Your task.
Copy all lines below exactly as written. Leave pictures out.

Exercise input.
==========

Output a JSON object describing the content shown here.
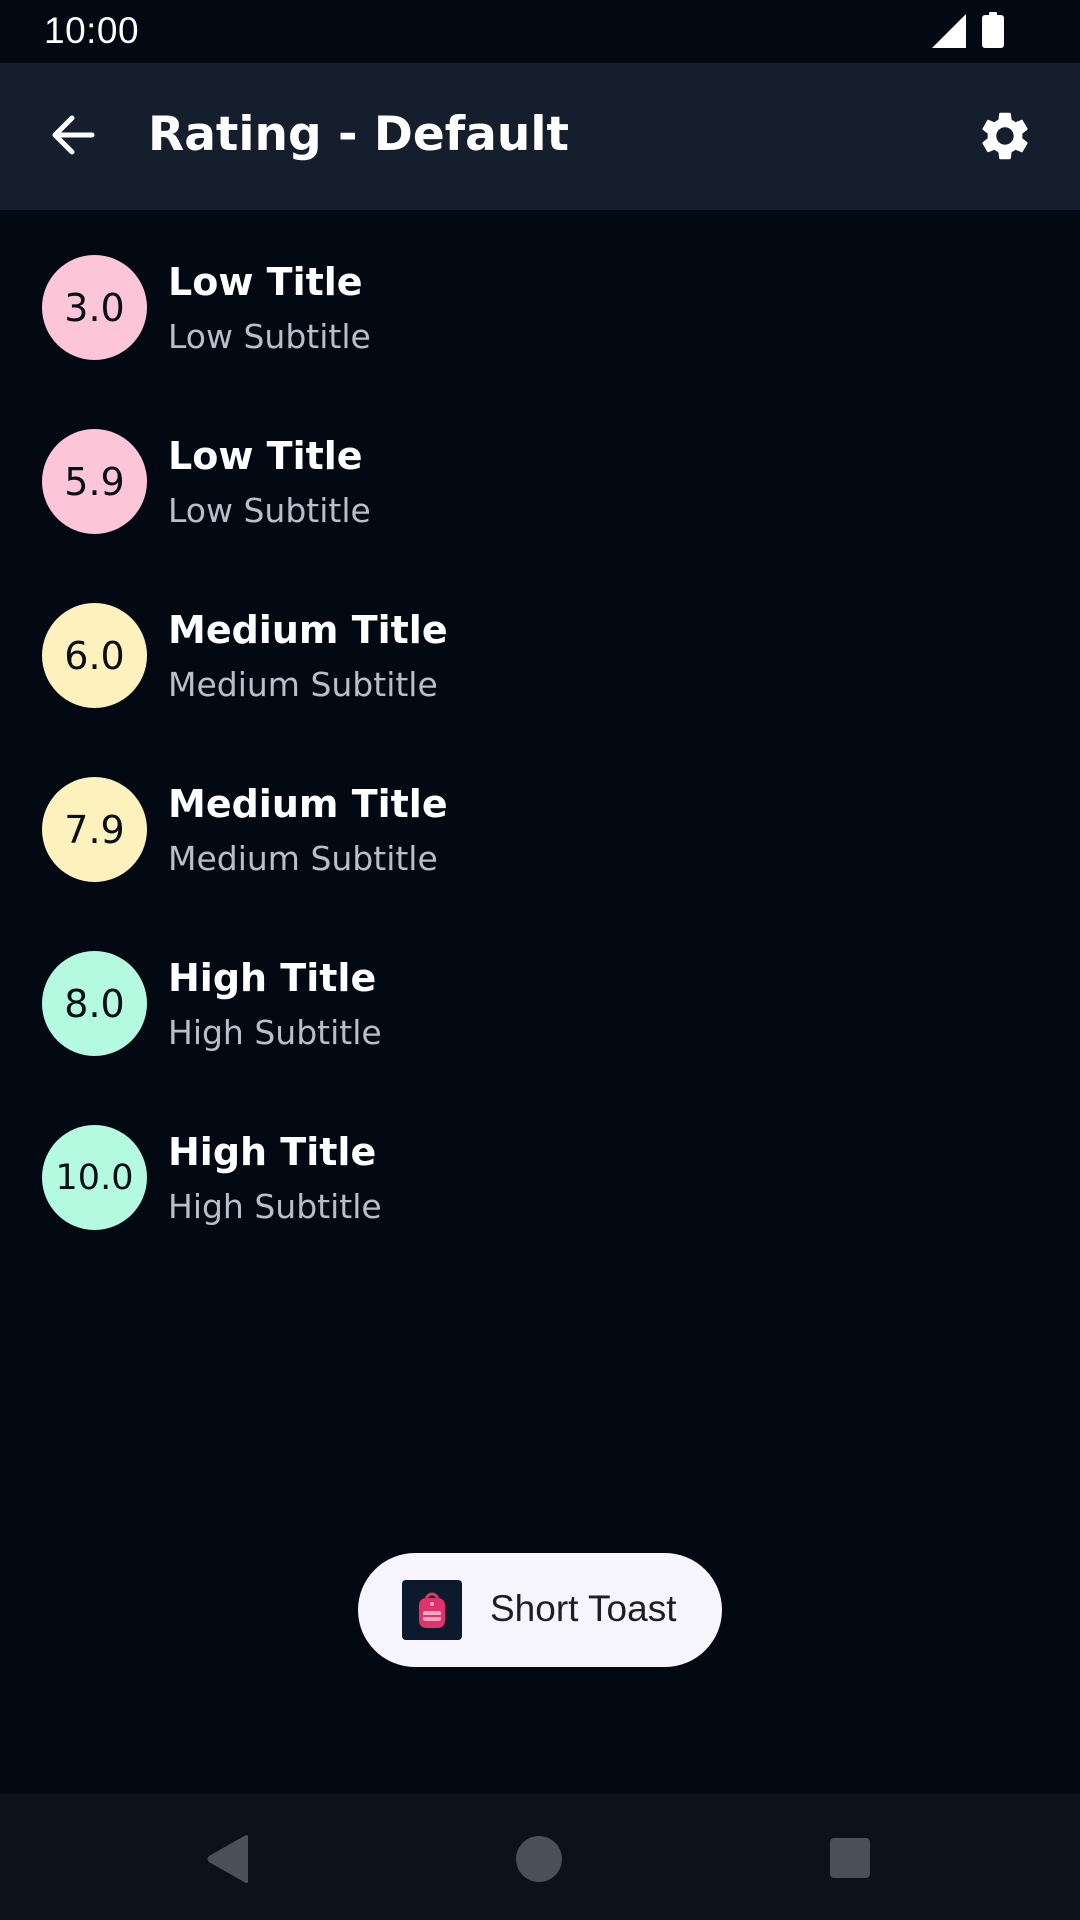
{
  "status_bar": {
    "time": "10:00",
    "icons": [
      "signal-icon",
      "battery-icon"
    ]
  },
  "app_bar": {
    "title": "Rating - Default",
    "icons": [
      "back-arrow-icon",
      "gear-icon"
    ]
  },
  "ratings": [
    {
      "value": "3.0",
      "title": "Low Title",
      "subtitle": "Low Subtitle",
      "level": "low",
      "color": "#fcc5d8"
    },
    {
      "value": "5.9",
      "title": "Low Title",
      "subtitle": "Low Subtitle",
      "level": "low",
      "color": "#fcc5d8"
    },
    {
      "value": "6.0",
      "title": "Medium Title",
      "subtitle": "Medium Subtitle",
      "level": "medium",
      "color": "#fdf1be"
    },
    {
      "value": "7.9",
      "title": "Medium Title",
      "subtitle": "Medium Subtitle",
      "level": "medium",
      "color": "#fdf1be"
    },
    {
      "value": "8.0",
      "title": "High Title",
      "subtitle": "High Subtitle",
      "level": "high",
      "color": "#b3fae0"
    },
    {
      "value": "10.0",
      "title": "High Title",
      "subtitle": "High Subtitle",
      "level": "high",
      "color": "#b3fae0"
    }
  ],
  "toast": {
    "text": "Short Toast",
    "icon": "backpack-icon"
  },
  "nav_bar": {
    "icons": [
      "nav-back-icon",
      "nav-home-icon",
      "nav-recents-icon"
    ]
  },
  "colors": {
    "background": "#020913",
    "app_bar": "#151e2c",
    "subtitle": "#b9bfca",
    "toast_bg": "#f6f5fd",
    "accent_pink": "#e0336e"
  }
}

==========

Response.
Output a JSON object describing the content shown here.
{
  "status_bar": {
    "time": "10:00",
    "icons": [
      "signal-icon",
      "battery-icon"
    ]
  },
  "app_bar": {
    "title": "Rating - Default",
    "icons": [
      "back-arrow-icon",
      "gear-icon"
    ]
  },
  "ratings": [
    {
      "value": "3.0",
      "title": "Low Title",
      "subtitle": "Low Subtitle",
      "level": "low",
      "color": "#fcc5d8"
    },
    {
      "value": "5.9",
      "title": "Low Title",
      "subtitle": "Low Subtitle",
      "level": "low",
      "color": "#fcc5d8"
    },
    {
      "value": "6.0",
      "title": "Medium Title",
      "subtitle": "Medium Subtitle",
      "level": "medium",
      "color": "#fdf1be"
    },
    {
      "value": "7.9",
      "title": "Medium Title",
      "subtitle": "Medium Subtitle",
      "level": "medium",
      "color": "#fdf1be"
    },
    {
      "value": "8.0",
      "title": "High Title",
      "subtitle": "High Subtitle",
      "level": "high",
      "color": "#b3fae0"
    },
    {
      "value": "10.0",
      "title": "High Title",
      "subtitle": "High Subtitle",
      "level": "high",
      "color": "#b3fae0"
    }
  ],
  "toast": {
    "text": "Short Toast",
    "icon": "backpack-icon"
  },
  "nav_bar": {
    "icons": [
      "nav-back-icon",
      "nav-home-icon",
      "nav-recents-icon"
    ]
  },
  "colors": {
    "background": "#020913",
    "app_bar": "#151e2c",
    "subtitle": "#b9bfca",
    "toast_bg": "#f6f5fd",
    "accent_pink": "#e0336e"
  }
}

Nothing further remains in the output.